Moshe Safdie, though less known for his museum design than either Gehry or Piano, suggests a middle ground between the bombastic museums of the one and the flavorlessness of the other. Balancing the demands of site, locale, and client, Safdie builds museums of a distinct aesthetic character that neither overwhelms nor is overwhelmed by surrounding architecture. The symbiosis of content and context is the central tenet of Safdie’s museum design practice: “To me, the interesting thing in? a museum is its unique program, its unique site, and how to ?find an expression for these two subjects,” remarks the architect. His numerous museums—including the National Gallery of Canada in Ottawa, the Yad Vashem Holocaust History Museum in Jerusalem, and the Khalsa Heritage Centre in Punjab—all feature curvilinear and rectangular forms that manipulate light, balancing Safdie’s dedication to themodernist tradition with extensive study of a museum’s program and its significance for local society.

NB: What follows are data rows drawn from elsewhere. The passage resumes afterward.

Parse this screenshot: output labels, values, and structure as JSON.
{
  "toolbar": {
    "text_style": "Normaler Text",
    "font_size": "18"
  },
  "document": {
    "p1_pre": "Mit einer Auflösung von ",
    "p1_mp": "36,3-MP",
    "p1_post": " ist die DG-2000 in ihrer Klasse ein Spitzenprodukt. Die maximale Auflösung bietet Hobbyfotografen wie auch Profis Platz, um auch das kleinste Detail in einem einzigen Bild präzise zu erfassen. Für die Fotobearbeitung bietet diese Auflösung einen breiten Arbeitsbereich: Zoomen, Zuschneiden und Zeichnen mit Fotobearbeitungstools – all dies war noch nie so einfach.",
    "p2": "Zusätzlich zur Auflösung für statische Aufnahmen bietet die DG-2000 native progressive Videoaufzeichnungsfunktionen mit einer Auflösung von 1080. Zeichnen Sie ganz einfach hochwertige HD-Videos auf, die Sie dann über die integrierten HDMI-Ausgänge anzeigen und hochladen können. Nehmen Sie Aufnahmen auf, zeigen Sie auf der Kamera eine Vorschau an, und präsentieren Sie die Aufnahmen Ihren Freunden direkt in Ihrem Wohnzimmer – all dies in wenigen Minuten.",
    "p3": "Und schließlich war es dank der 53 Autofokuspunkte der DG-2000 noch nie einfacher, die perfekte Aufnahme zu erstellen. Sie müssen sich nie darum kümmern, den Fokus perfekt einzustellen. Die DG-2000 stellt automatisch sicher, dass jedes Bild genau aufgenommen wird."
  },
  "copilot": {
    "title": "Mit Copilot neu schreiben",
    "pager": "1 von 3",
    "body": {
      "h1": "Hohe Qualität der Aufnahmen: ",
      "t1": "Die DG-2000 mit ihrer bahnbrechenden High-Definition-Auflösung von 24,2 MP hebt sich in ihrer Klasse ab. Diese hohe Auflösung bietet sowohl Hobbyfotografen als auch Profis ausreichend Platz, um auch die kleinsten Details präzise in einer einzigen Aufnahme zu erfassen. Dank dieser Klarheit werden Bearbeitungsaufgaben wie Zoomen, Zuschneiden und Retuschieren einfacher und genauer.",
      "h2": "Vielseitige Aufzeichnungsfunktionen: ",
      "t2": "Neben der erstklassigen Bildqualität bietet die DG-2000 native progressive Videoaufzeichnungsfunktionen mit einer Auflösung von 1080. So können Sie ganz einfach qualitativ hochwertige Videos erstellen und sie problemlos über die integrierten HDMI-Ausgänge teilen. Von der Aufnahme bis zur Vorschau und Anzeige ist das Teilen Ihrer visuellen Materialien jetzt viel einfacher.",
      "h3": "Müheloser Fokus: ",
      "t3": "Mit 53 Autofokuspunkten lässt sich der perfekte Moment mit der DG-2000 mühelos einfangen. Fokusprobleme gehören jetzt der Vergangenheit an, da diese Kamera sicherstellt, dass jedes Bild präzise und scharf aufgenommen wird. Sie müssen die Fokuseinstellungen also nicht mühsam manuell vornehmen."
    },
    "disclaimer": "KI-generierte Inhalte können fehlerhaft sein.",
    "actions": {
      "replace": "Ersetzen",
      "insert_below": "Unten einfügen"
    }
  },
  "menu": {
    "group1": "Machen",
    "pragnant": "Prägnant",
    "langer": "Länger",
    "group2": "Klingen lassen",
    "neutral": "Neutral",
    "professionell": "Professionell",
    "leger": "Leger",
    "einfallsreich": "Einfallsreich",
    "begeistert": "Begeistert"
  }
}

The Skirball Cultural Center in Los Angeles, the final phase? of which was just completed in October, is Safdie’s most comprehensive museum project. He began to develop the institution’s master plan in 1975 and has since overseen the design and construction of the museum’s architecture over four phases. “The most powerful generator of form is the site,” Safdie says of the Skirball: Arranged longitudinally between the 405 Freeway and the base of the Santa Monica Mountains that rise behind it, the museum complex is housed in four pavilions linked by outdoor courtyards, arcades, and amphitheaters. The architect worked closely with Skirball director Uri Herscher to design a master plan and buildings that simultaneously serve and represent the museum’s mission, the secular exploration of both Jewish and American traditions, whose “hospitable, welcoming, and inclusive” characteristics Herscher hoped to emphasize.
Safdie chose to articulate the Skirball in concrete inlaid with stone for buildings that contrast with the dark soil and foliage of the surrounding mountains, selecting triangular steel rooftops, he notes, “to capture the clouds and the blue of the sky in California.” The combination of indoor and outdoor spaces embraces the locale’s temperate climate, while generating a horizontal distribution of buildings harmonious with the adjoining mountainside. In fund-raising the construction budget, Herscher made the unorthodox decision to warn donors that a financial contribution in no way entitled them to influence the institution’s architecture or programming.
The Skirball Cultural Center in Los Angeles, a five-phase, 30-year project designed by Moshe Safdie [Photo by Tim Hursley]
The resulting museum is both local and international in its architecture and spatial organization, which respond to the specific site and program of the Skirball Cultural Center by accommodating Safdie’s modernist geometry to the Californian landscape. Indeed, the Skirball may well represent the variety of museum that perhaps even Marinetti could appreciate: a complex whose architecture encourages sensual perception and critical thinking rather than merely the veneration of wealthy patrons and their pet architects.